The Department of Computer Science at the University of York and Microsoft Research are pleased to have hosted the International Workshop on "The Grand Challenge in Non-Classical Computation" which took place at The King's Manor, York, United Kingdom.
The Grand Challenge is a long-term research aspiration that seeks to explore, generalise, and unify all the many diverse non-classical computational paradigms (including bio-inspired computation, open complex adaptive systems, emergent systems, quantum and other non-classical physics computing), to produce a fully mature and rich science of all forms of computation, that unifies the classical and non-classical (natural) computational paradigms.
The aims of this particular workshop were: 1) to assemble a number of key people in the non-classical computation field to facilitate discussion and debate; 2) to discuss and evaluate the importance of an interdisciplinary approach to developing future novel computational architectures; 3) to discuss and define what future generations of novel "computational building blocks" may involve. This includes: i) novel hardware: quantum, other novel physical (liquid crystals, magnetic nano-particles, ...), analogue, chemical, biological, evolvable, ...; ii) novel software: quantum, analogue, evolvable, developmental, immune, social insects, other biological inspired, ...; iii) novel paradigms: complex self-organising critical systems as future computational architectures, ...
The workshop aims were achieved through a series of stimulating keynote addresses from leading international researchers, accompanied by interactive panel sessions and group discussions, covering a range of important topics in the new and emerging ideas of non-classical computation.

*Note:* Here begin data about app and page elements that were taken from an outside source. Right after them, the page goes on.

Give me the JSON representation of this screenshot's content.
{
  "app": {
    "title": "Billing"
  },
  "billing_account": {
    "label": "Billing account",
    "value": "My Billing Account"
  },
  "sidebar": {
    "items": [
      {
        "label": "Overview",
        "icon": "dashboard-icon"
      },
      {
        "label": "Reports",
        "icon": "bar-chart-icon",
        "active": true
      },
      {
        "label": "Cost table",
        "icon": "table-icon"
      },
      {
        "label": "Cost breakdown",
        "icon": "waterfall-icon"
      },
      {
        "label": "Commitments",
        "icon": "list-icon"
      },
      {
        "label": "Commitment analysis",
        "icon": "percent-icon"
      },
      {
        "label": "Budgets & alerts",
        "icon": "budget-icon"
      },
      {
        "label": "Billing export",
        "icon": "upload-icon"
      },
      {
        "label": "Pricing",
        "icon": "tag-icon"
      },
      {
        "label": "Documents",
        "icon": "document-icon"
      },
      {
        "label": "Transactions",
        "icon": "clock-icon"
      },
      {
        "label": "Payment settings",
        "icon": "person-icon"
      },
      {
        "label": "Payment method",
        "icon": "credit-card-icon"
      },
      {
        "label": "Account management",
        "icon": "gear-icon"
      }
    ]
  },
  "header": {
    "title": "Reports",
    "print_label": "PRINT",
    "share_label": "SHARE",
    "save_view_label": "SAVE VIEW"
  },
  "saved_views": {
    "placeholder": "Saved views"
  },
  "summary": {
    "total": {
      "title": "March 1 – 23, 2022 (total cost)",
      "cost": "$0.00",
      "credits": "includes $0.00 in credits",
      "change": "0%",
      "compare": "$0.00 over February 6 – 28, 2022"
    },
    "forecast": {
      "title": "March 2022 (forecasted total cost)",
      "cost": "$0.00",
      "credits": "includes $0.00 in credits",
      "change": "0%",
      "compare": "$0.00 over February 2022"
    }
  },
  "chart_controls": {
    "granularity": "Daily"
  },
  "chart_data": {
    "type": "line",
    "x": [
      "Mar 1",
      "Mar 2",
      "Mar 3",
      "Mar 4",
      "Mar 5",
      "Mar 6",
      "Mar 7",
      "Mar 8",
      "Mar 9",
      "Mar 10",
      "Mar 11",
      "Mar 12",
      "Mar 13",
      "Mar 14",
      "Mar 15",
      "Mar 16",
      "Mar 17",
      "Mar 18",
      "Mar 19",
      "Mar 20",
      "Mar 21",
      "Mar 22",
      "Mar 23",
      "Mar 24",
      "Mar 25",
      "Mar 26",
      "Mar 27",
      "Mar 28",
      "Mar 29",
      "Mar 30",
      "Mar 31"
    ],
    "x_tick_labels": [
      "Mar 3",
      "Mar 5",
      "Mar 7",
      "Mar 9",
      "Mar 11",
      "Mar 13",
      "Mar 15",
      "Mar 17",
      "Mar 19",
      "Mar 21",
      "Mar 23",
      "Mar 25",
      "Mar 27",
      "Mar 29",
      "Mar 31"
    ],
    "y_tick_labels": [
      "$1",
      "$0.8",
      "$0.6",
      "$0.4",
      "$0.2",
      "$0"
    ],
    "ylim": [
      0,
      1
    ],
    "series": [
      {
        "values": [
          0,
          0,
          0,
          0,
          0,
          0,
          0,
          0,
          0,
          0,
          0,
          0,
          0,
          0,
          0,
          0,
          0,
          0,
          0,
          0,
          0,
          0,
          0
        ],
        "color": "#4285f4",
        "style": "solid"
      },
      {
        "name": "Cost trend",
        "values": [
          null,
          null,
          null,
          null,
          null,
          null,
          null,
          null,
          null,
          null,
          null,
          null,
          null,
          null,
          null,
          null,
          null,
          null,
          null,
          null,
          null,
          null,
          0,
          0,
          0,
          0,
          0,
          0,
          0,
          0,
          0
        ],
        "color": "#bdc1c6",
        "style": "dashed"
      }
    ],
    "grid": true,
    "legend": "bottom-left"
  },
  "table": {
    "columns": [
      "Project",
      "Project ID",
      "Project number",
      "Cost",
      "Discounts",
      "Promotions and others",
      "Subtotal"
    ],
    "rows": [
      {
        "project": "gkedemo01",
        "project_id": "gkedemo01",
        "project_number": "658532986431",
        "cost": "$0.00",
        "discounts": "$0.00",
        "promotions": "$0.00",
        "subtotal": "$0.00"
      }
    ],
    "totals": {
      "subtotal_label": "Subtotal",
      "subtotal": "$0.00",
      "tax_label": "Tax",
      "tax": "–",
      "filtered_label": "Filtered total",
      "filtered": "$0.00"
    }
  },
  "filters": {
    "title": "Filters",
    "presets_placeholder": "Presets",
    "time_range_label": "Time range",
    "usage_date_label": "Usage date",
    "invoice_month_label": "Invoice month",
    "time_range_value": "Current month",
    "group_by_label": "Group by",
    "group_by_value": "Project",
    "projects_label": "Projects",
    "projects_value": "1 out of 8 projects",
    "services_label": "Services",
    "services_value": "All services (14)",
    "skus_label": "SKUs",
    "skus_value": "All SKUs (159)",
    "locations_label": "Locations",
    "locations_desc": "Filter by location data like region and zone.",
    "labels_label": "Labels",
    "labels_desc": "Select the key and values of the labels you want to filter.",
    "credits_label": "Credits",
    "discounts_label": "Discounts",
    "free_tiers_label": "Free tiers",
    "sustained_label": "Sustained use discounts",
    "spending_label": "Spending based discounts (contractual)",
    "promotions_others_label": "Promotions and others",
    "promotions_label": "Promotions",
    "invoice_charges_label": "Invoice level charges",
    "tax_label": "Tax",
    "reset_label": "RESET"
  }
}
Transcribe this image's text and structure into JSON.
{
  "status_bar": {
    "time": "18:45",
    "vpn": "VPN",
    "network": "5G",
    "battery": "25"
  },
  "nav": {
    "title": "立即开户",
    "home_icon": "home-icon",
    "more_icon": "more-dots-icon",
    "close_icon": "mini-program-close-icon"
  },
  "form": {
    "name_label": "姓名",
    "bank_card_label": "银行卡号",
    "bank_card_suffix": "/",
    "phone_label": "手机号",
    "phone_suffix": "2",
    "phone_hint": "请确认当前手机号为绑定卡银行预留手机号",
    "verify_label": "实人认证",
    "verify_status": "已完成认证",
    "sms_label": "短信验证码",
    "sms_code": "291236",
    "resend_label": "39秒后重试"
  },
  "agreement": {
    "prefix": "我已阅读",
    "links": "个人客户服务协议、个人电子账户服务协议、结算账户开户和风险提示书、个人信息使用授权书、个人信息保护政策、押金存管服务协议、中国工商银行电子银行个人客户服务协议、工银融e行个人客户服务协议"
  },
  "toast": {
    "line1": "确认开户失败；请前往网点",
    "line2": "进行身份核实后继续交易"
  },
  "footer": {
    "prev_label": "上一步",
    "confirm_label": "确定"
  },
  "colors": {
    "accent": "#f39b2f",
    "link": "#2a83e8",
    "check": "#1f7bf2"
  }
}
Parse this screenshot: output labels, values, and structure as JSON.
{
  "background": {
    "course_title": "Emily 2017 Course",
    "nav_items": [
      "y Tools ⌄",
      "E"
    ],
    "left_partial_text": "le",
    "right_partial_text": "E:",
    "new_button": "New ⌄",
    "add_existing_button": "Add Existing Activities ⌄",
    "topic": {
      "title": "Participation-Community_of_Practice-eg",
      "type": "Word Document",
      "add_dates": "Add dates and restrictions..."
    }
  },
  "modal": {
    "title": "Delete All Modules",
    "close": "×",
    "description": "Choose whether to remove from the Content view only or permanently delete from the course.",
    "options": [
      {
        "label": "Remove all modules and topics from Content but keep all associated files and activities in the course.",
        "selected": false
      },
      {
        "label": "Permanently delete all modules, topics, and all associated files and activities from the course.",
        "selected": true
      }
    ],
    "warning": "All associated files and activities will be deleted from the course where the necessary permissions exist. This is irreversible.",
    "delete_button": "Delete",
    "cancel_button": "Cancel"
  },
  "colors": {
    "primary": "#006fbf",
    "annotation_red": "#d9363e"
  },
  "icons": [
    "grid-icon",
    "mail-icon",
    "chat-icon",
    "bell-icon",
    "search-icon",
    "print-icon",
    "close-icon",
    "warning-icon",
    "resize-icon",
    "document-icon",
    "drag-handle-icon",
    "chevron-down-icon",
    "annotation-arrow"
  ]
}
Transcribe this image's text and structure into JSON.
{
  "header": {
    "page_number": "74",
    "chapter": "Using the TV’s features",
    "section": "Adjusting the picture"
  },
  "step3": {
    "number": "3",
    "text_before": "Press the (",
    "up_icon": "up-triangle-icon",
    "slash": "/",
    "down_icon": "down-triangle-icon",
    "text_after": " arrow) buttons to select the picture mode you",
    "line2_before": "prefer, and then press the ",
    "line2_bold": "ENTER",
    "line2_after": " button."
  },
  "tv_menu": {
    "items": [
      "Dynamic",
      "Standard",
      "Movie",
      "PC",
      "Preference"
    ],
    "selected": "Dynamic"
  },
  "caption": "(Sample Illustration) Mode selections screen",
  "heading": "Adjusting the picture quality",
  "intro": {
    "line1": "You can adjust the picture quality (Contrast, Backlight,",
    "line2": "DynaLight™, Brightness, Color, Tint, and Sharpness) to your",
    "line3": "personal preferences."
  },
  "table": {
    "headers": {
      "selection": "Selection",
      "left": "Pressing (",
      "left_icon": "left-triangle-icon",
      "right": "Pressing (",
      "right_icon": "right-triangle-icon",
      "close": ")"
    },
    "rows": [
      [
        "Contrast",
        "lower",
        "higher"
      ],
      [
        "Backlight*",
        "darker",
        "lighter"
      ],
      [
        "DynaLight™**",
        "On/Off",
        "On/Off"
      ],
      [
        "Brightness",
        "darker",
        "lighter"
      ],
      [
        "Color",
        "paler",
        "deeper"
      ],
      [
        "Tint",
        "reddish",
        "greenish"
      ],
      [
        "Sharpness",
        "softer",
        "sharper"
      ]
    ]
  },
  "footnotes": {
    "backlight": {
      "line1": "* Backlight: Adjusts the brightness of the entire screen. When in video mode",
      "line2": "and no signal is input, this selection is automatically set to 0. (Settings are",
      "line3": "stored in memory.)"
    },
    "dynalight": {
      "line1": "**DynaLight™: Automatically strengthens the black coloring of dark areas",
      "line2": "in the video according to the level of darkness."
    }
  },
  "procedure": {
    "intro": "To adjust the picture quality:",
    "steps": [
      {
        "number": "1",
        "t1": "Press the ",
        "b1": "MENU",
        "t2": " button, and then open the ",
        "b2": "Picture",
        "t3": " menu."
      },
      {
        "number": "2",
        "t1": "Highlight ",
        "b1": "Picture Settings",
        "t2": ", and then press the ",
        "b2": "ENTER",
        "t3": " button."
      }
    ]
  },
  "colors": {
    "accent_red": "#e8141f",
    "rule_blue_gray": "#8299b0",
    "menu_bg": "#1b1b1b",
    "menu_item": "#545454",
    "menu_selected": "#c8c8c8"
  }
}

One output of the workshop will be a special issue of the International Journal of Unconventional Computation. These papers, with topics and authors to be identified as outcomes of the workshop, will record and distribute the discussions, and stimulate future debate in the area.
The workshop was hosted by the Department of Computer Science of the University of York, at the historic Kings Manor site, and be organized by the University and the External Research Office of Microsoft Research Cambridge. There were approximately 85 participants, and all were asked to submit a short position paper prior to the workshop; these papers will continue to be available on the conference website after the workshop.
There was no registration fee for this workshop, and lunches and dinners were provided. Because places were limited, attendance was restricted to invitation only. If you would like more information on the topics discussed, please contact Prof. Susan Stepney.
York, Heslington, York. YO10 5DD